RECORDS SUPPLIED: Begin
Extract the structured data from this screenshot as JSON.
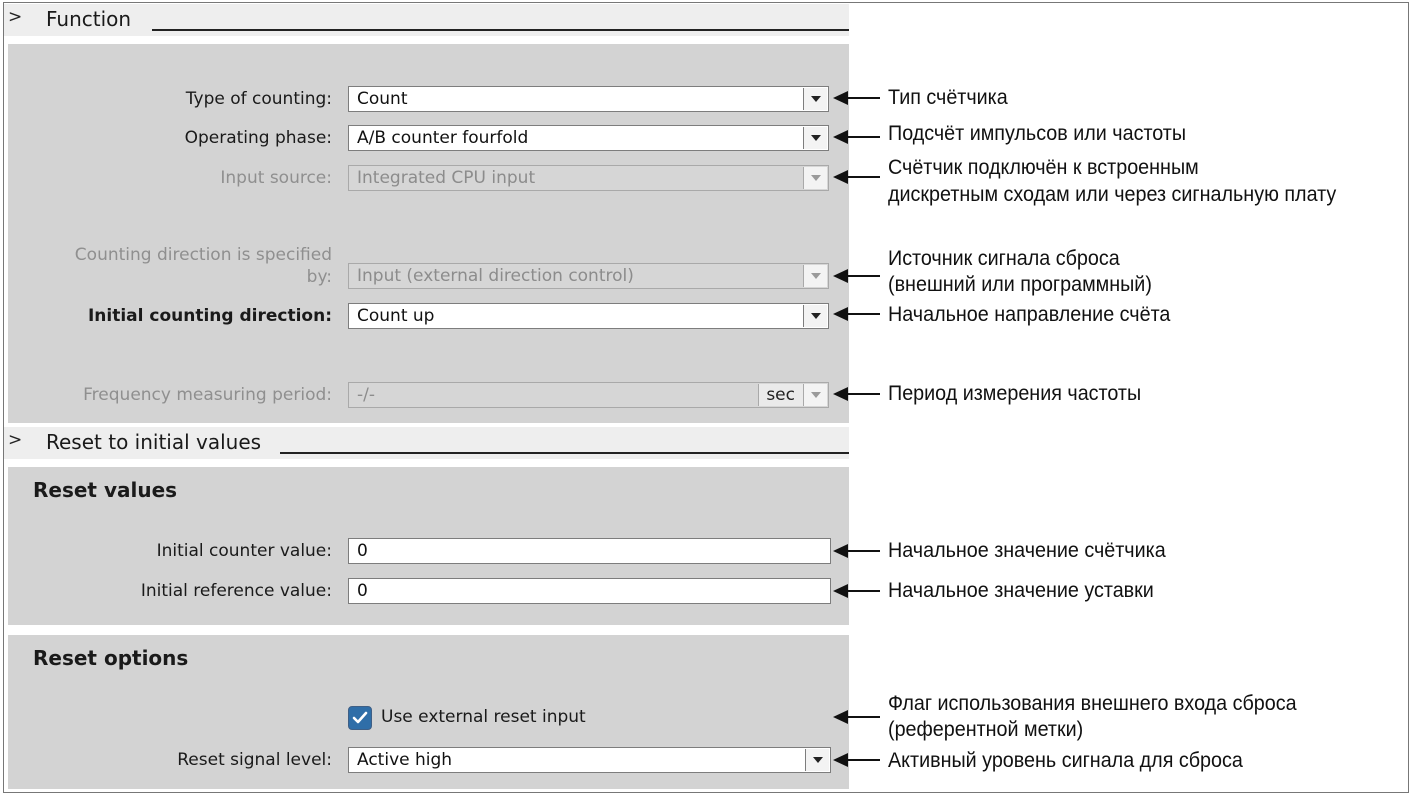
{
  "function_section": {
    "title": "Function",
    "type_of_counting": {
      "label": "Type of counting:",
      "value": "Count"
    },
    "operating_phase": {
      "label": "Operating phase:",
      "value": "A/B counter fourfold"
    },
    "input_source": {
      "label": "Input source:",
      "value": "Integrated CPU input"
    },
    "counting_direction": {
      "label_line1": "Counting direction is specified",
      "label_line2": "by:",
      "value": "Input (external direction control)"
    },
    "initial_direction": {
      "label": "Initial counting direction:",
      "value": "Count up"
    },
    "frequency_period": {
      "label": "Frequency measuring period:",
      "value": "-/-",
      "unit": "sec"
    }
  },
  "reset_section": {
    "title": "Reset to initial values",
    "reset_values_heading": "Reset values",
    "initial_counter": {
      "label": "Initial counter value:",
      "value": "0"
    },
    "initial_reference": {
      "label": "Initial reference value:",
      "value": "0"
    },
    "reset_options_heading": "Reset options",
    "use_external_reset": {
      "label": "Use external reset input",
      "checked": true
    },
    "reset_signal_level": {
      "label": "Reset signal level:",
      "value": "Active high"
    }
  },
  "annotations": {
    "type_of_counting": "Тип счётчика",
    "operating_phase": "Подсчёт импульсов или частоты",
    "input_source_line1": "Счётчик подключён к встроенным",
    "input_source_line2": "дискретным сходам или через сигнальную плату",
    "direction_line1": "Источник сигнала сброса",
    "direction_line2": "(внешний или программный)",
    "initial_direction": "Начальное направление счёта",
    "frequency_period": "Период измерения частоты",
    "initial_counter": "Начальное значение счётчика",
    "initial_reference": "Начальное значение уставки",
    "external_reset_line1": "Флаг использования внешнего входа сброса",
    "external_reset_line2": "(референтной метки)",
    "signal_level": "Активный уровень сигнала для сброса"
  },
  "colors": {
    "panel": "#d3d3d3",
    "header": "#eeeeee",
    "checkbox": "#2f6ea8"
  },
  "icons": [
    "chevron-right-icon",
    "dropdown-arrow-icon",
    "checkmark-icon",
    "arrow-left-icon"
  ]
}
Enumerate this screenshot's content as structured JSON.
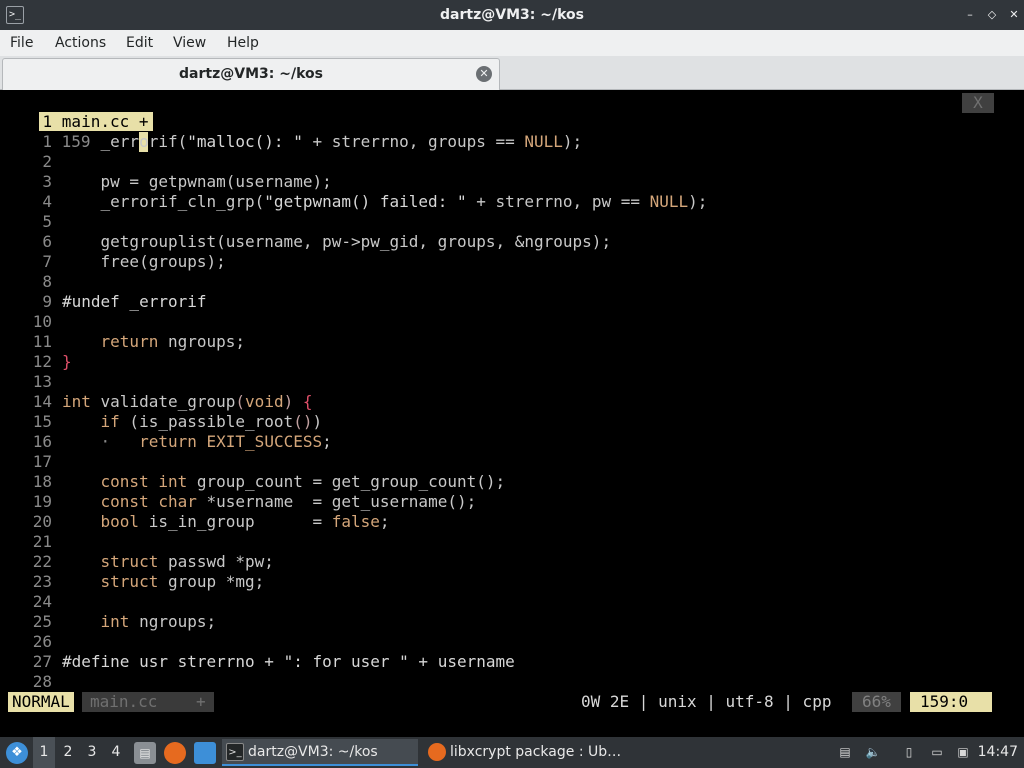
{
  "window": {
    "title": "dartz@VM3: ~/kos",
    "app_icon": ">_",
    "minimize_glyph": "–",
    "maximize_glyph": "◇",
    "close_glyph": "✕"
  },
  "menubar": {
    "items": [
      "File",
      "Actions",
      "Edit",
      "View",
      "Help"
    ]
  },
  "tabbar": {
    "tab_title": "dartz@VM3: ~/kos",
    "close_glyph": "✕"
  },
  "vim": {
    "buffer_tab": "1 main.cc +",
    "buffer_close": "X",
    "current_line_number": "159",
    "lines": [
      {
        "n": "1",
        "segs": [
          [
            "    _errorif(",
            ""
          ],
          [
            "\"malloc(): \"",
            "str"
          ],
          [
            " + strerrno, groups == ",
            ""
          ],
          [
            "NULL",
            "const"
          ],
          [
            ");",
            ""
          ]
        ]
      },
      {
        "n": "2",
        "segs": []
      },
      {
        "n": "3",
        "segs": [
          [
            "    pw = getpwnam(username);",
            ""
          ]
        ]
      },
      {
        "n": "4",
        "segs": [
          [
            "    _errorif_cln_grp(",
            ""
          ],
          [
            "\"getpwnam() failed: \"",
            "str"
          ],
          [
            " + strerrno, pw == ",
            ""
          ],
          [
            "NULL",
            "const"
          ],
          [
            ");",
            ""
          ]
        ]
      },
      {
        "n": "5",
        "segs": []
      },
      {
        "n": "6",
        "segs": [
          [
            "    getgrouplist(username, pw->pw_gid, groups, &ngroups);",
            ""
          ]
        ]
      },
      {
        "n": "7",
        "segs": [
          [
            "    free(groups);",
            ""
          ]
        ]
      },
      {
        "n": "8",
        "segs": []
      },
      {
        "n": "9",
        "segs": [
          [
            "#undef _errorif",
            "pre"
          ]
        ]
      },
      {
        "n": "10",
        "segs": []
      },
      {
        "n": "11",
        "segs": [
          [
            "    ",
            ""
          ],
          [
            "return",
            "kw"
          ],
          [
            " ngroups;",
            ""
          ]
        ]
      },
      {
        "n": "12",
        "segs": [
          [
            "}",
            "red"
          ]
        ]
      },
      {
        "n": "13",
        "segs": []
      },
      {
        "n": "14",
        "segs": [
          [
            "int",
            "type"
          ],
          [
            " validate_group",
            ""
          ],
          [
            "(",
            "paren"
          ],
          [
            "void",
            "type"
          ],
          [
            ")",
            "paren"
          ],
          [
            " ",
            ""
          ],
          [
            "{",
            "red"
          ]
        ]
      },
      {
        "n": "15",
        "segs": [
          [
            "    ",
            ""
          ],
          [
            "if",
            "kw"
          ],
          [
            " (is_passible_root",
            ""
          ],
          [
            "()",
            "paren"
          ],
          [
            ")",
            ""
          ]
        ]
      },
      {
        "n": "16",
        "segs": [
          [
            "    ",
            ""
          ],
          [
            "·",
            "dim"
          ],
          [
            "   ",
            ""
          ],
          [
            "return",
            "kw"
          ],
          [
            " ",
            ""
          ],
          [
            "EXIT_SUCCESS",
            "const"
          ],
          [
            ";",
            ""
          ]
        ]
      },
      {
        "n": "17",
        "segs": []
      },
      {
        "n": "18",
        "segs": [
          [
            "    ",
            ""
          ],
          [
            "const",
            "kw"
          ],
          [
            " ",
            ""
          ],
          [
            "int",
            "type"
          ],
          [
            " group_count = get_group_count();",
            ""
          ]
        ]
      },
      {
        "n": "19",
        "segs": [
          [
            "    ",
            ""
          ],
          [
            "const",
            "kw"
          ],
          [
            " ",
            ""
          ],
          [
            "char",
            "type"
          ],
          [
            " *username  = get_username();",
            ""
          ]
        ]
      },
      {
        "n": "20",
        "segs": [
          [
            "    ",
            ""
          ],
          [
            "bool",
            "type"
          ],
          [
            " is_in_group      = ",
            ""
          ],
          [
            "false",
            "const"
          ],
          [
            ";",
            ""
          ]
        ]
      },
      {
        "n": "21",
        "segs": []
      },
      {
        "n": "22",
        "segs": [
          [
            "    ",
            ""
          ],
          [
            "struct",
            "kw"
          ],
          [
            " passwd *pw;",
            ""
          ]
        ]
      },
      {
        "n": "23",
        "segs": [
          [
            "    ",
            ""
          ],
          [
            "struct",
            "kw"
          ],
          [
            " group *mg;",
            ""
          ]
        ]
      },
      {
        "n": "24",
        "segs": []
      },
      {
        "n": "25",
        "segs": [
          [
            "    ",
            ""
          ],
          [
            "int",
            "type"
          ],
          [
            " ngroups;",
            ""
          ]
        ]
      },
      {
        "n": "26",
        "segs": []
      },
      {
        "n": "27",
        "segs": [
          [
            "#define usr strerrno + ",
            "pre"
          ],
          [
            "\": for user \"",
            "str"
          ],
          [
            " + username",
            "pre"
          ]
        ]
      },
      {
        "n": "28",
        "segs": []
      }
    ],
    "status": {
      "mode": "NORMAL",
      "filename": "main.cc",
      "modified": "+",
      "info": "0W 2E | unix | utf-8 | cpp",
      "percent": "66%",
      "position": "159:0"
    }
  },
  "taskbar": {
    "start_icon": "menu-icon",
    "workspaces": [
      "1",
      "2",
      "3",
      "4"
    ],
    "tasks": [
      {
        "label": "dartz@VM3: ~/kos",
        "icon": "terminal-icon"
      },
      {
        "label": "libxcrypt package : Ub…",
        "icon": "firefox-icon"
      }
    ],
    "clock": "14:47"
  },
  "colors": {
    "accent": "#3d8fd8",
    "statusline_yellow": "#e8e0a8",
    "error_red": "#e0506a"
  }
}
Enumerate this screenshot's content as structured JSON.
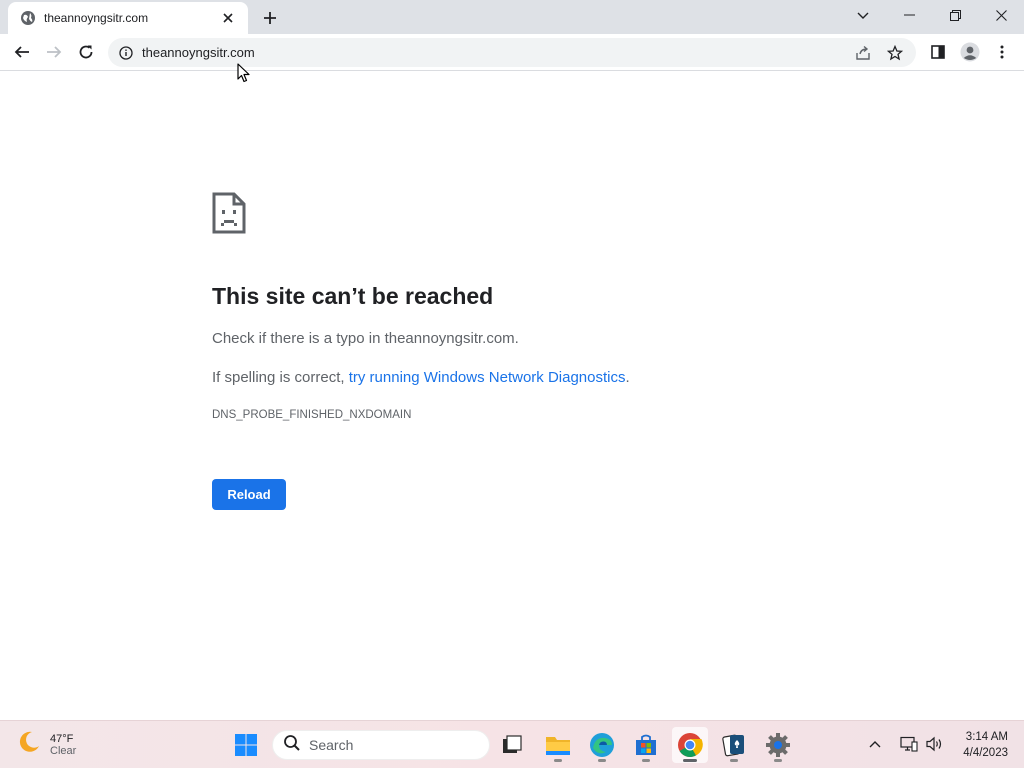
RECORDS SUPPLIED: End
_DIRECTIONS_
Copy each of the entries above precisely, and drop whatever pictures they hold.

_ANSWER TO THIS EXERCISE_
Extract the structured data from this screenshot as JSON.
{
  "function_section": {
    "title": "Function",
    "type_of_counting": {
      "label": "Type of counting:",
      "value": "Count"
    },
    "operating_phase": {
      "label": "Operating phase:",
      "value": "A/B counter fourfold"
    },
    "input_source": {
      "label": "Input source:",
      "value": "Integrated CPU input"
    },
    "counting_direction": {
      "label_line1": "Counting direction is specified",
      "label_line2": "by:",
      "value": "Input (external direction control)"
    },
    "initial_direction": {
      "label": "Initial counting direction:",
      "value": "Count up"
    },
    "frequency_period": {
      "label": "Frequency measuring period:",
      "value": "-/-",
      "unit": "sec"
    }
  },
  "reset_section": {
    "title": "Reset to initial values",
    "reset_values_heading": "Reset values",
    "initial_counter": {
      "label": "Initial counter value:",
      "value": "0"
    },
    "initial_reference": {
      "label": "Initial reference value:",
      "value": "0"
    },
    "reset_options_heading": "Reset options",
    "use_external_reset": {
      "label": "Use external reset input",
      "checked": true
    },
    "reset_signal_level": {
      "label": "Reset signal level:",
      "value": "Active high"
    }
  },
  "annotations": {
    "type_of_counting": "Тип счётчика",
    "operating_phase": "Подсчёт импульсов или частоты",
    "input_source_line1": "Счётчик подключён к встроенным",
    "input_source_line2": "дискретным сходам или через сигнальную плату",
    "direction_line1": "Источник сигнала сброса",
    "direction_line2": "(внешний или программный)",
    "initial_direction": "Начальное направление счёта",
    "frequency_period": "Период измерения частоты",
    "initial_counter": "Начальное значение счётчика",
    "initial_reference": "Начальное значение уставки",
    "external_reset_line1": "Флаг использования внешнего входа сброса",
    "external_reset_line2": "(референтной метки)",
    "signal_level": "Активный уровень сигнала для сброса"
  },
  "colors": {
    "panel": "#d3d3d3",
    "header": "#eeeeee",
    "checkbox": "#2f6ea8"
  },
  "icons": [
    "chevron-right-icon",
    "dropdown-arrow-icon",
    "checkmark-icon",
    "arrow-left-icon"
  ]
}
Enumerate this screenshot's content as structured JSON.
{
  "window": {
    "title": "dartz@VM3: ~/kos",
    "app_icon": ">_",
    "minimize_glyph": "–",
    "maximize_glyph": "◇",
    "close_glyph": "✕"
  },
  "menubar": {
    "items": [
      "File",
      "Actions",
      "Edit",
      "View",
      "Help"
    ]
  },
  "tabbar": {
    "tab_title": "dartz@VM3: ~/kos",
    "close_glyph": "✕"
  },
  "vim": {
    "buffer_tab": "1 main.cc +",
    "buffer_close": "X",
    "current_line_number": "159",
    "lines": [
      {
        "n": "1",
        "segs": [
          [
            "    _errorif(",
            ""
          ],
          [
            "\"malloc(): \"",
            "str"
          ],
          [
            " + strerrno, groups == ",
            ""
          ],
          [
            "NULL",
            "const"
          ],
          [
            ");",
            ""
          ]
        ]
      },
      {
        "n": "2",
        "segs": []
      },
      {
        "n": "3",
        "segs": [
          [
            "    pw = getpwnam(username);",
            ""
          ]
        ]
      },
      {
        "n": "4",
        "segs": [
          [
            "    _errorif_cln_grp(",
            ""
          ],
          [
            "\"getpwnam() failed: \"",
            "str"
          ],
          [
            " + strerrno, pw == ",
            ""
          ],
          [
            "NULL",
            "const"
          ],
          [
            ");",
            ""
          ]
        ]
      },
      {
        "n": "5",
        "segs": []
      },
      {
        "n": "6",
        "segs": [
          [
            "    getgrouplist(username, pw->pw_gid, groups, &ngroups);",
            ""
          ]
        ]
      },
      {
        "n": "7",
        "segs": [
          [
            "    free(groups);",
            ""
          ]
        ]
      },
      {
        "n": "8",
        "segs": []
      },
      {
        "n": "9",
        "segs": [
          [
            "#undef _errorif",
            "pre"
          ]
        ]
      },
      {
        "n": "10",
        "segs": []
      },
      {
        "n": "11",
        "segs": [
          [
            "    ",
            ""
          ],
          [
            "return",
            "kw"
          ],
          [
            " ngroups;",
            ""
          ]
        ]
      },
      {
        "n": "12",
        "segs": [
          [
            "}",
            "red"
          ]
        ]
      },
      {
        "n": "13",
        "segs": []
      },
      {
        "n": "14",
        "segs": [
          [
            "int",
            "type"
          ],
          [
            " validate_group",
            ""
          ],
          [
            "(",
            "paren"
          ],
          [
            "void",
            "type"
          ],
          [
            ")",
            "paren"
          ],
          [
            " ",
            ""
          ],
          [
            "{",
            "red"
          ]
        ]
      },
      {
        "n": "15",
        "segs": [
          [
            "    ",
            ""
          ],
          [
            "if",
            "kw"
          ],
          [
            " (is_passible_root",
            ""
          ],
          [
            "()",
            "paren"
          ],
          [
            ")",
            ""
          ]
        ]
      },
      {
        "n": "16",
        "segs": [
          [
            "    ",
            ""
          ],
          [
            "·",
            "dim"
          ],
          [
            "   ",
            ""
          ],
          [
            "return",
            "kw"
          ],
          [
            " ",
            ""
          ],
          [
            "EXIT_SUCCESS",
            "const"
          ],
          [
            ";",
            ""
          ]
        ]
      },
      {
        "n": "17",
        "segs": []
      },
      {
        "n": "18",
        "segs": [
          [
            "    ",
            ""
          ],
          [
            "const",
            "kw"
          ],
          [
            " ",
            ""
          ],
          [
            "int",
            "type"
          ],
          [
            " group_count = get_group_count();",
            ""
          ]
        ]
      },
      {
        "n": "19",
        "segs": [
          [
            "    ",
            ""
          ],
          [
            "const",
            "kw"
          ],
          [
            " ",
            ""
          ],
          [
            "char",
            "type"
          ],
          [
            " *username  = get_username();",
            ""
          ]
        ]
      },
      {
        "n": "20",
        "segs": [
          [
            "    ",
            ""
          ],
          [
            "bool",
            "type"
          ],
          [
            " is_in_group      = ",
            ""
          ],
          [
            "false",
            "const"
          ],
          [
            ";",
            ""
          ]
        ]
      },
      {
        "n": "21",
        "segs": []
      },
      {
        "n": "22",
        "segs": [
          [
            "    ",
            ""
          ],
          [
            "struct",
            "kw"
          ],
          [
            " passwd *pw;",
            ""
          ]
        ]
      },
      {
        "n": "23",
        "segs": [
          [
            "    ",
            ""
          ],
          [
            "struct",
            "kw"
          ],
          [
            " group *mg;",
            ""
          ]
        ]
      },
      {
        "n": "24",
        "segs": []
      },
      {
        "n": "25",
        "segs": [
          [
            "    ",
            ""
          ],
          [
            "int",
            "type"
          ],
          [
            " ngroups;",
            ""
          ]
        ]
      },
      {
        "n": "26",
        "segs": []
      },
      {
        "n": "27",
        "segs": [
          [
            "#define usr strerrno + ",
            "pre"
          ],
          [
            "\": for user \"",
            "str"
          ],
          [
            " + username",
            "pre"
          ]
        ]
      },
      {
        "n": "28",
        "segs": []
      }
    ],
    "status": {
      "mode": "NORMAL",
      "filename": "main.cc",
      "modified": "+",
      "info": "0W 2E | unix | utf-8 | cpp",
      "percent": "66%",
      "position": "159:0"
    }
  },
  "taskbar": {
    "start_icon": "menu-icon",
    "workspaces": [
      "1",
      "2",
      "3",
      "4"
    ],
    "tasks": [
      {
        "label": "dartz@VM3: ~/kos",
        "icon": "terminal-icon"
      },
      {
        "label": "libxcrypt package : Ub…",
        "icon": "firefox-icon"
      }
    ],
    "clock": "14:47"
  },
  "colors": {
    "accent": "#3d8fd8",
    "statusline_yellow": "#e8e0a8",
    "error_red": "#e0506a"
  }
}
Enumerate this screenshot's content as structured JSON.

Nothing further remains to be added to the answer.